The tax applies only to the gains, not the total amount received from the asset's sale.

Also Read: Types of Mutual funds in India based on investment goals, asset class, risk and more

Various Assets, Holding Period and Tax Rate

The tax rate for LTCG varies based on the type of asset and the period it is held. For instance, the LTCG on the sale of listed equity shares and equity-oriented mutual funds, where STT (Securities Transaction Tax) is paid, and the asset is held for more than a year, is taxed at ten percent if the gain exceeds Rs1 lakh. The tax rate for other assets, such as property or gold, is 20 percent with indexation.

Assets LTCG Tax Rates
Equity-oriented mutual funds, stocks 10%
Gold, real estate and land, flats, debt funds, various assets 20%

How to Calculate LTCG

Calculating LTCG can be a complex process as it involves several steps.

  1. The first step is to calculate the full value of consideration. This is the amount that the asset is sold for.
  2. Next, deduct the cost of acquisition (what you paid when you bought the asset) and the cost of improvement (any expenses incurred to improve the asset).
  3. Also, deduct any expenditures related to the transfer of the asset.
  4. The resulting amount is your LTCG.

So, for example, if you bought a property for Rs50 lakh and sold it for Rs80 lakh, your LTCG would be Rs30 lakh.

Also Read: Section 80C: Income tax deduction and limits under section 80C, 80CCD in 2023

Set Off and Carry Forward

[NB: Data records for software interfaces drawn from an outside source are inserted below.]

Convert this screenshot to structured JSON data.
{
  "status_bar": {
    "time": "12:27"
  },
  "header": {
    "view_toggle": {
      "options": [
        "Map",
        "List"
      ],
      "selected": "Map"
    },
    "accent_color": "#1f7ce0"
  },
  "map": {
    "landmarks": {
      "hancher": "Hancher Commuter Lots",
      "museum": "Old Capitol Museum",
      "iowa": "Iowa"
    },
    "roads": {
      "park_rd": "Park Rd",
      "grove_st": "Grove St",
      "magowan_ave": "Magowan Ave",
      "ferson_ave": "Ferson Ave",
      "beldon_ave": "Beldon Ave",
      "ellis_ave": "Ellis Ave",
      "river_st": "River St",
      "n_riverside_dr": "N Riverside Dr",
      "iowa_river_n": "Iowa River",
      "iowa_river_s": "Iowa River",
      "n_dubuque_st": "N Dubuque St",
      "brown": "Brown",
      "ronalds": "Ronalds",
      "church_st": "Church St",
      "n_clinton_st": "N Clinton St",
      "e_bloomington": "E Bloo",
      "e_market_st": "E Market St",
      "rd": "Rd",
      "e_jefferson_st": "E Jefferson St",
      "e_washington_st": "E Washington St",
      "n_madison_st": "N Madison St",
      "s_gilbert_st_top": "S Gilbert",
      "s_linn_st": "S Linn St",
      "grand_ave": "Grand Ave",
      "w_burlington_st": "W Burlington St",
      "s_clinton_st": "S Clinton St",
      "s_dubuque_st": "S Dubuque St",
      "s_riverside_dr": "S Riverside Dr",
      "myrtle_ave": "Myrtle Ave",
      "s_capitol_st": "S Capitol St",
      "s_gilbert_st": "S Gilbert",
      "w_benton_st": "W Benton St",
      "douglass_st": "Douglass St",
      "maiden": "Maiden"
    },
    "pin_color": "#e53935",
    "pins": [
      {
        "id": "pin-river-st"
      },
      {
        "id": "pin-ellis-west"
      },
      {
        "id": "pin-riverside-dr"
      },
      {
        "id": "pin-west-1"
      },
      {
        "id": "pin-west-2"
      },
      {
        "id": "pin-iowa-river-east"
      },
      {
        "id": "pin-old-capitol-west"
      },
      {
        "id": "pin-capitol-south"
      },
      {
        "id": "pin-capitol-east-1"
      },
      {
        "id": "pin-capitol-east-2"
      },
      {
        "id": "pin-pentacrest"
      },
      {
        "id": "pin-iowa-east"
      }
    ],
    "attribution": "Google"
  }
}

Two concepts that help taxpayers minimise their tax liability are set off and carry forward. Set off allows you to offset losses against gains in the same year, reducing your taxable income. For example, if you made a profit of Rs50,000 from selling shares but incurred a loss of Rs20,000 from selling property, you can offset the loss against the gain, reducing your taxable income to Rs30,000.

On the other hand, carry forward allows you to carry forward your losses to future years and offset them against future gains. This can be particularly beneficial when the losses are substantial.

Also Read: How to check ITR refund status online


Indexation is a technique to adjust the purchase price of an investment to reflect the effect of inflation over the holding period. This adjusted cost is called the indexed acquisition cost. Indexation benefits are available only for specific long-term capital assets. It helps to increase the acquisition cost of the asset, thereby reducing the total taxable amount.

Exemptions on Long Term Capital Gains Tax

Certain exemptions under the Income Tax Act can help reduce your LTCG tax liability. Some of these include LTCG on the sale of a residential house, LTCG on the sale of land and building, and LTCG Tax Exemptions on the sale of agricultural land.

For instance, Section 54 exempts LTCG from selling a house property if the gains are used to buy another house property.


1. What are the differences between short-term and long-term capital gains?

Short-term capital gains are defined by profits from the sale of an asset held for a short period, typically less than a year. Long-term capital gains, on the other hand, are profits from the sale of an asset held for more than a year. The tax amounts for short-term and long-term capital gains can be different.

2. How can I save tax on LTCG?

There are several ways to save tax on LTCG. These include investing in specified bonds, buying a new house property, or investing the gains in specified assets.

3. What is the rate of LTCG tax in India?

The rate of LTCG tax in India varies based on the type of asset. For listed equities and equity-oriented mutual funds, the rate is ten percent if the gain exceeds Rs1 lakh. For other assets, such as property or gold, the rate is 20 percent with indexation.